We found that the overwhelming majority of emissions—more than 99%—come from two key transportation stages: delivery and return. Packaging waste contributes too, but it is clear that publishing’s work must focus sharply on how we move books around, both domestically and globally. Equipped with this valuable hard data, we set five main targets for change:

  • More efficient transportation, including the consolidation of vehicle loads, reducing the stops in books’ journeys and taking the most direct routes to end-users
  • Greener logistics, like electrified fleets and zero-carbon transport
  • Responsible packaging and the elimination of single-use plastics
  • Localized printing, including setting up a specialized group to investigate the viability of switching a higher percentage of color printing for UK and European markets from Asia to Europe where possible, and ending air freight
  • Overall net-zero status

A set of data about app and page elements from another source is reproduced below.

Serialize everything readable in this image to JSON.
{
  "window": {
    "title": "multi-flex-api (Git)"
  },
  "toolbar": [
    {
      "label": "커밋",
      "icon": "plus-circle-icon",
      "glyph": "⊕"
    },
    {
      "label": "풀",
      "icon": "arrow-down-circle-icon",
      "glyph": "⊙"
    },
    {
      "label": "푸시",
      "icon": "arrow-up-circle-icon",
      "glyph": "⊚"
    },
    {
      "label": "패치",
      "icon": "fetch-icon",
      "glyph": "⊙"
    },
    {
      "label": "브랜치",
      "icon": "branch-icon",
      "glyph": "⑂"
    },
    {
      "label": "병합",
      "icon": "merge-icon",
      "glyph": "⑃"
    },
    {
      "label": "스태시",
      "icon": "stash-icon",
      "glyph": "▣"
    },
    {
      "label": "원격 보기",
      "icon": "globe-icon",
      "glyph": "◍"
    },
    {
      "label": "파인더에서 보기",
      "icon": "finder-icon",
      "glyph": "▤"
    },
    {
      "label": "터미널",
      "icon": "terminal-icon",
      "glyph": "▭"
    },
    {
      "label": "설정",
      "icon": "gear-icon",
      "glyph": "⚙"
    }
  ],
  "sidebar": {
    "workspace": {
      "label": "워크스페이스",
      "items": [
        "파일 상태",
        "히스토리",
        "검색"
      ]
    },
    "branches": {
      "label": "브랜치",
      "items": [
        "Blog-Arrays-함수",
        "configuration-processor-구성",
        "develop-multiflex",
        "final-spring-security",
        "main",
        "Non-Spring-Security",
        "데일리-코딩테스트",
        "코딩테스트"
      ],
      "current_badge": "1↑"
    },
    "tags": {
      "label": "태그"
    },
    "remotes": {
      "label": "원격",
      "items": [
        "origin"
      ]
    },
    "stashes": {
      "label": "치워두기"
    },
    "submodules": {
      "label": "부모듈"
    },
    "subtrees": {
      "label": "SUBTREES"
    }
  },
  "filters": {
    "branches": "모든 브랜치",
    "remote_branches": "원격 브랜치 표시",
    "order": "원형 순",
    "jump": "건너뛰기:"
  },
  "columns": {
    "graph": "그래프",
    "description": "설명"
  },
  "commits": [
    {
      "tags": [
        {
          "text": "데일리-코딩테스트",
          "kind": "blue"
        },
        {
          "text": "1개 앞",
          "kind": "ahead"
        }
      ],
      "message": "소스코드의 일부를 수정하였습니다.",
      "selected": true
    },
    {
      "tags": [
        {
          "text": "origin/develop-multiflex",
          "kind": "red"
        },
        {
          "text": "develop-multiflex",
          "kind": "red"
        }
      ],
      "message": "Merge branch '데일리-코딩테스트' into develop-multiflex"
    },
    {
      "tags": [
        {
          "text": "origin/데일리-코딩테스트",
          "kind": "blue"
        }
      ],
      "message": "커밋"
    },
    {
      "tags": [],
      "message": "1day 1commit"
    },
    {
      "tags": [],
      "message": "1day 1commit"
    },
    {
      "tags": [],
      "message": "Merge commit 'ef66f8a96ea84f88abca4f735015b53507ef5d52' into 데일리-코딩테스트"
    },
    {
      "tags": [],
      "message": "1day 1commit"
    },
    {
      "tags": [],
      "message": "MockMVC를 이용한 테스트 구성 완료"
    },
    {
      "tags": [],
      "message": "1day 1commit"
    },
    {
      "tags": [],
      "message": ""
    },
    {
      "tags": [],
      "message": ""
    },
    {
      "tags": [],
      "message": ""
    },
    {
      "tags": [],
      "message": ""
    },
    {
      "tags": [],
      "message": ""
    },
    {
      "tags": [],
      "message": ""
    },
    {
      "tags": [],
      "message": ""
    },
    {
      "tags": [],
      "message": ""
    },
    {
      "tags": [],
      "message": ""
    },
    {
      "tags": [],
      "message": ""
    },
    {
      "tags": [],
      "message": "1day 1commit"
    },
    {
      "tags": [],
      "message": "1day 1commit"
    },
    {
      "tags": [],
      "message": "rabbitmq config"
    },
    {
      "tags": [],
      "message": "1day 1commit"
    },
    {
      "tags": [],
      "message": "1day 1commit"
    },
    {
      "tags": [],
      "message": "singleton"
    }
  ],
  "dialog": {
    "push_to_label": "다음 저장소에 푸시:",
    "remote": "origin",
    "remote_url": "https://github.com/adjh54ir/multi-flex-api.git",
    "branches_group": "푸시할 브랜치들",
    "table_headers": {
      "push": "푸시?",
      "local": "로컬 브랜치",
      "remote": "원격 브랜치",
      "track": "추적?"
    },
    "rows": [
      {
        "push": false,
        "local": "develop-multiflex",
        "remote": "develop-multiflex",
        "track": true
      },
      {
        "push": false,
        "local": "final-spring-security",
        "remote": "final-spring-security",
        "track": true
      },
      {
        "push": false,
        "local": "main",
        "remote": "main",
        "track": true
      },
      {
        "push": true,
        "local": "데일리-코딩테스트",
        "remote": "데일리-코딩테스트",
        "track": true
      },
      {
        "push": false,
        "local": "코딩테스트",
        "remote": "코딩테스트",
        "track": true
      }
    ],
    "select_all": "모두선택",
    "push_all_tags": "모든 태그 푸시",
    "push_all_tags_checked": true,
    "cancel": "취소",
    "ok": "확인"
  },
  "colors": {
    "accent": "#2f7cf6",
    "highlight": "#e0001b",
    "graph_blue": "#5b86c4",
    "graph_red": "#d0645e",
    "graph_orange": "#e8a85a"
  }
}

We set specific target years by which to complete each of these actions, including 2040 for the achievement of net-zero operations. That might seem like a long way off, but we know that major changes like these will take time, and in some instances require investment. They will be tougher for some businesses than others, especially those who depend on Asia for a lot of their print and production.

We also realize that some smaller publishers may need help to understand the complex logistics of the supply chain and respond, so the IPG’s Sustainability Action Group has just launched a new Toolkit full of practical ideas for better practice. With support like this, we think every publisher can be ambitious in their sustainability strategies, while accepting that the path towards them may be demanding.

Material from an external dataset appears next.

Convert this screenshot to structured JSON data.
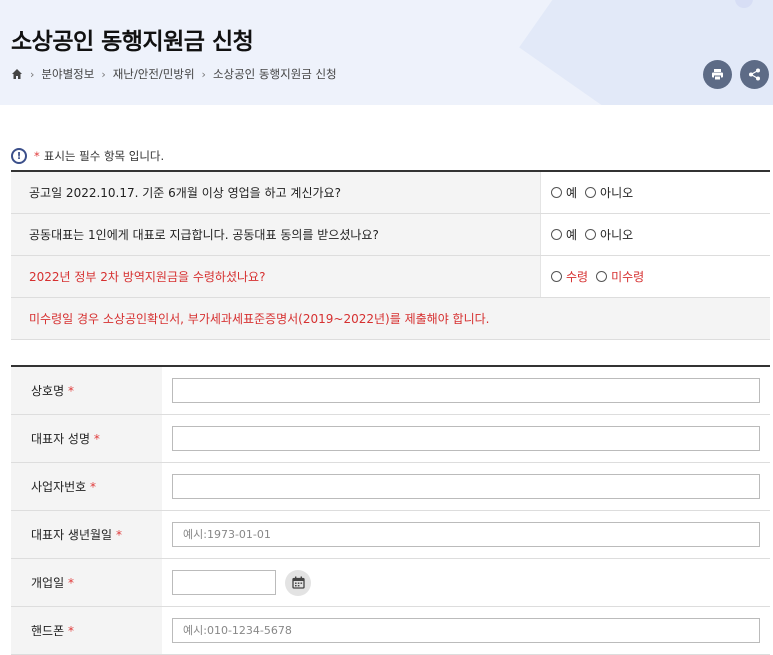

Next steps

The ambition of the Book Journeys Project was recognized by the Sustainability Award at the 2021 FutureBook Awards in London. Encouraged by that, the project is now well into a second phase, looking at another big area of publishing’s carbon footprint: the end-of-life treatment of books. Finding ways to reduce returns, pulping, and other wasteful practices won’t be easy, but progress here is a priority.

All of the research pointed towards the need for joined-up thinking on sustainability, and a wish for these book journey targets to be adopted across the industry led to the formation of the Sustainability Industry Forum. It brings together six big UK trade organizations—the Association of Authors’ Agents, Booksellers Association, Book Industry Communication, Publishers Association, and Society of Authors, as well as the IPG—to work together on projects, share best practice and reduce the duplication of efforts. The Forum has set up working groups to address four key areas of environmental impact:

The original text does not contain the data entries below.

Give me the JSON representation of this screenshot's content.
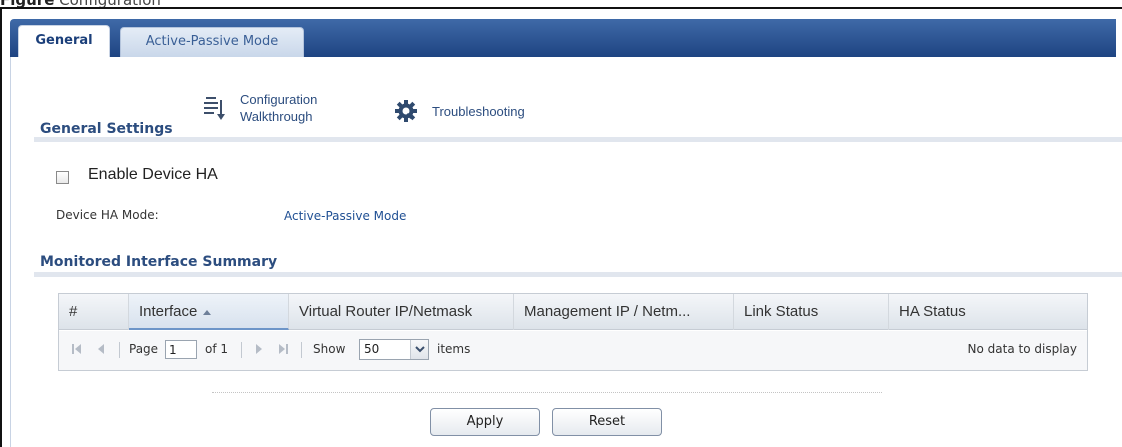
{
  "figure_caption": {
    "prefix": "Figure",
    "text": "Configuration"
  },
  "tabs": [
    {
      "label": "General",
      "active": true
    },
    {
      "label": "Active-Passive Mode",
      "active": false
    }
  ],
  "general_settings": {
    "title": "General Settings",
    "tools": [
      {
        "line1": "Configuration",
        "line2": "Walkthrough",
        "icon": "config-walkthrough-icon"
      },
      {
        "label": "Troubleshooting",
        "icon": "troubleshooting-gear-icon"
      }
    ],
    "enable_checkbox": {
      "label": "Enable Device HA",
      "checked": false
    },
    "mode": {
      "label": "Device HA Mode:",
      "value": "Active-Passive Mode"
    }
  },
  "monitored": {
    "title": "Monitored Interface Summary",
    "columns": [
      "#",
      "Interface",
      "Virtual Router IP/Netmask",
      "Management IP / Netm...",
      "Link Status",
      "HA Status"
    ],
    "sorted_column": "Interface",
    "rows": [],
    "pager": {
      "page_label": "Page",
      "page_value": "1",
      "of_label": "of 1",
      "show_label": "Show",
      "show_value": "50",
      "items_label": "items",
      "empty_text": "No data to display"
    }
  },
  "buttons": {
    "apply": "Apply",
    "reset": "Reset"
  },
  "colors": {
    "tabbar": "#2a528f",
    "section_title": "#2c4d7f",
    "link": "#1f4f93"
  }
}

  • The supply chain, including transportation and use of plastics
  • End-of-life treatment of books, including returns and disposal
  • Paper and printing
  • Book finishes and the use of raw materials.

We will meet quarterly, with two representatives from each of the six bodies overseeing the work. This is the first time that the six associations have come together in this way, which highlights the seriousness with which we all take the climate crisis. We hope the Forum will also help to make our industry more transparent and accountable, and take every component of the supply chain with us on the journey towards net zero.

As well as engaging our industry, we need to demonstrate to consumers that we take our responsibilities on sustainability seriously and to speak with one voice on this urgent challenge. Public pressure is mounting on every business to prove their commitment to change, and publishers’ heavy use of paper and other resources makes us particularly vulnerable to scrutiny. Crucially, collaboration will reduce silos and duplication, and speed up practical action. In publishing, as elsewhere, there has been a lot of talk about becoming more sustainable, and pledges laid out. But everyone in the Sustainability Industry Forum knows that the time for talking is over, and that urgent change driven by ambitious targets and practical solutions must start now.

Amanda Ridout is founder and CEO of Boldwood Books and chair of the Sustainability Action Group at the UK’s Independent Publishers Guild.